- Blue pipes were used outdoors for primarily cold water
- Gray and black were used interchangeably both outdoor and indoor.
Identify polybutylene by the stamping on the flexible plastic material.
- Much of it was manufactured by Qest.
- It may also say ASTM with a series of numbers.
- Polybutylene pipes’ most common imprint was PB2110.
Locate areas where polybutylene pipes were most often used.
- Outdoors near the main water shut-off valve, at the water meter and entering the home through the basement, concrete slab or crawl space, most often entering near the water heater. Often a copper pipe at a water meter will be attached to poly pipe somewhere underground, so it is wise to check both ends of the pipe. If the incoming pipe is a light blue plastic pipe, it is likely that you have a type of poly pipe informally called “Big Blue”. This pipe is extremely prone to failure and unexpected bursting. If you have this type of pipe as an incoming water supply line, it is recommended that you have it replaced as soon as possible.
- Indoors, remove panels under sinks and behind showers, tubs and toilets to expose the plumbing pipes. Are there copper or galvanized steel pipe and fittings from the wall to a plumbing fixture, connected to poly pipes behind the walls? Many properties have a combination of copper and poly pipes.
- Look for copper, aluminum or brass crimp fittings used to link pieces of polybutylene pipes to plumbing joints and fittings. Acetal fittings, a plastic resin often gray or white in color, were also used. If you see copper fittings on a pipe, it does not indicate that you do not have poly piping; the presence of these copper pipe fittings increases the likelihood that non-copper plumbing pipes are polybutylene.
Caution: Not all “plastic” pipes are PB (poly). If you do see plastic, it may be PEX, a perfectly suitable alternative for re-plumbing, which is less expensive than copper, especially since PEX is flexible and well adapted for temperatures below freezing all the way up to 200° F.
So you have poly, now what? During the inspection period (the first 10 days following acceptance of your offer), in addition to a full home inspection, get repair bids from one or more qualified poly replacement companies. Replacement entails abandoning all poly pipes and installing a new system. It’s not difficult, but it involves cutting some holes in the wallboard to gain access. Some companies include patching and repainting the walls, others just do the re-plumbing and leave the patching and painting to you, so be sure you know what is included in the bid. If there has already been damage to your home from a poly pipe leak, then the cost of re-piping and repairing your home will increase considerably.

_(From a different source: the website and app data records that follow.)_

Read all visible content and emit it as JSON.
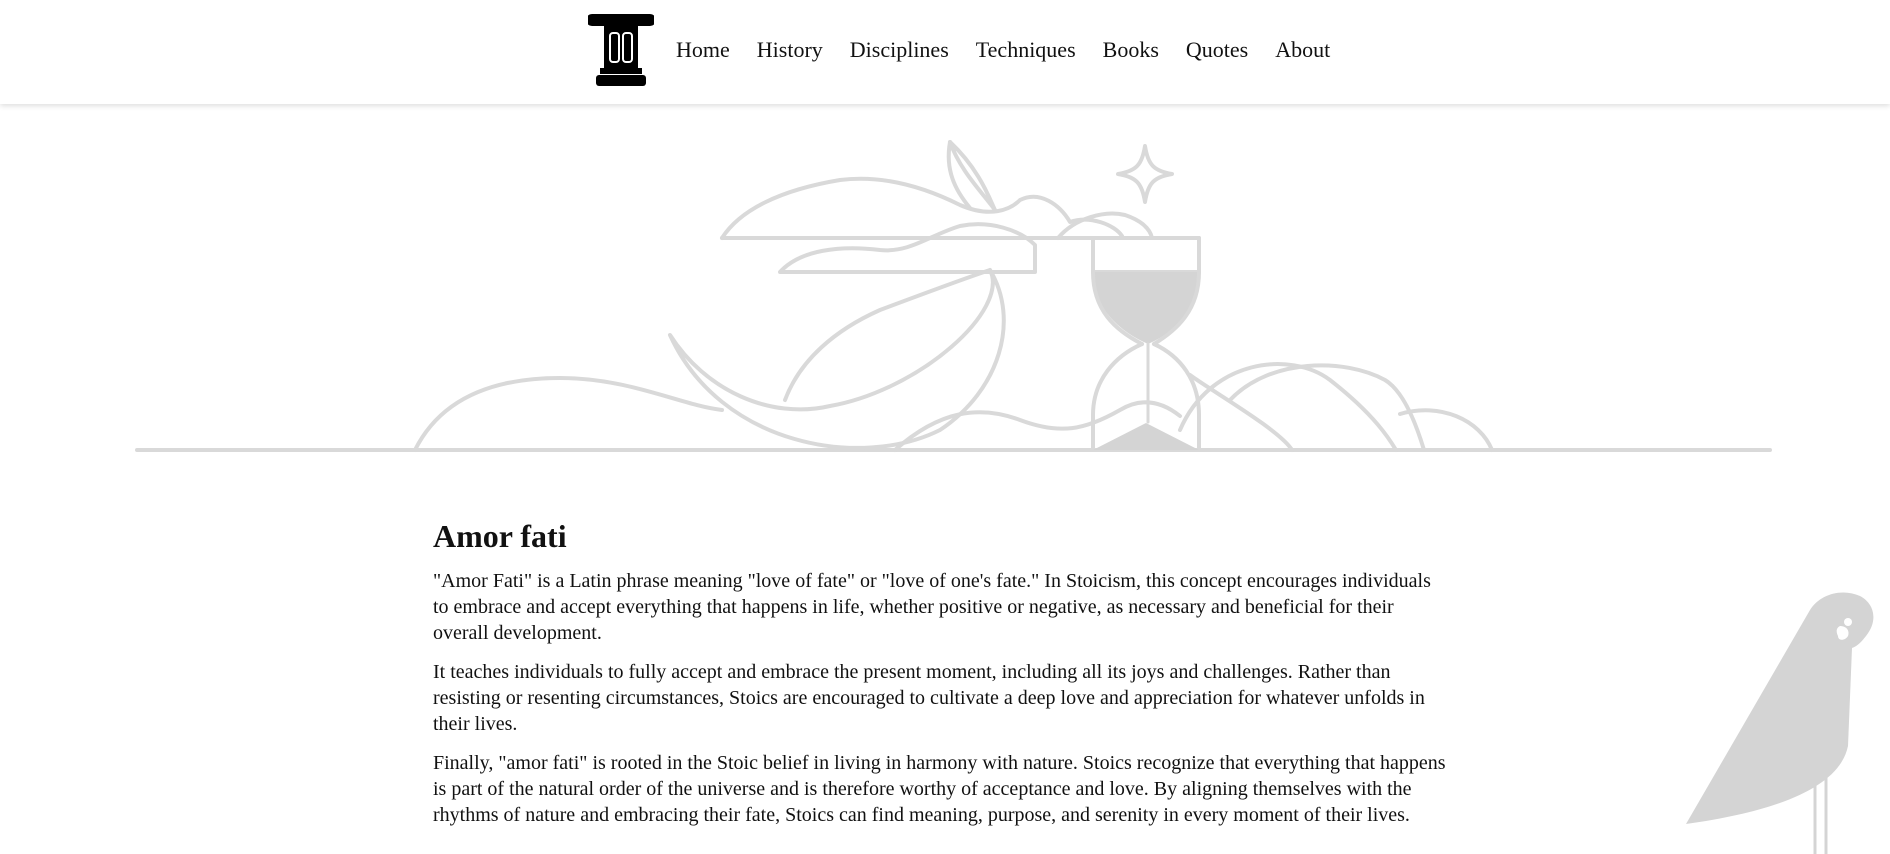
{
  "nav": {
    "logo": "column-logo-icon",
    "links": [
      {
        "label": "Home"
      },
      {
        "label": "History"
      },
      {
        "label": "Disciplines"
      },
      {
        "label": "Techniques"
      },
      {
        "label": "Books"
      },
      {
        "label": "Quotes"
      },
      {
        "label": "About"
      }
    ]
  },
  "hero": {
    "illustration": "hourglass-moon-clouds-illustration"
  },
  "article": {
    "title": "Amor fati",
    "paragraphs": [
      "\"Amor Fati\" is a Latin phrase meaning \"love of fate\" or \"love of one's fate.\" In Stoicism, this concept encourages individuals to embrace and accept everything that happens in life, whether positive or negative, as necessary and beneficial for their overall development.",
      "It teaches individuals to fully accept and embrace the present moment, including all its joys and challenges. Rather than resisting or resenting circumstances, Stoics are encouraged to cultivate a deep love and appreciation for whatever unfolds in their lives.",
      "Finally, \"amor fati\" is rooted in the Stoic belief in living in harmony with nature. Stoics recognize that everything that happens is part of the natural order of the universe and is therefore worthy of acceptance and love. By aligning themselves with the rhythms of nature and embracing their fate, Stoics can find meaning, purpose, and serenity in every moment of their lives."
    ]
  },
  "decorations": {
    "bird": "bird-illustration"
  },
  "colors": {
    "text": "#111111",
    "illustration": "#d9d9d9",
    "illustration_fill": "#d4d4d4",
    "logo": "#000000"
  }
}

The cost of replacement varies quite a bit from plumbing company to company, and with the quantity of water fixtures the house has. Average costs for PB-related home repairs are about $4,000, says Carl Triphahn of the Piping Industry Progress Education Trust, a contractor’s organization in Phoenix. Although replacement can be done at any time, it’s easier and less expensive if you replace it while the house is vacant.
If you know from the beginning there is poly in the home, you can include this repair in the terms of the purchase contract. If not, then it can be negotiated during the inspection period, as in “Seller to replace polybutylene plumbing…” The selling price may be adjusted for this, or not, and the cost wrapped into the mortgage amount.
Unlike most other home maintenance issues, delaying poly replacement may have devastating consequences. While pipe replacement is a “hidden” investment, it will increase the value of your home, unlike many other home improvements.
If you have any other questions, you can contact Tammy and she will work to find the answers for you. Call Tammy at 520-201-0603 or at email@example.com.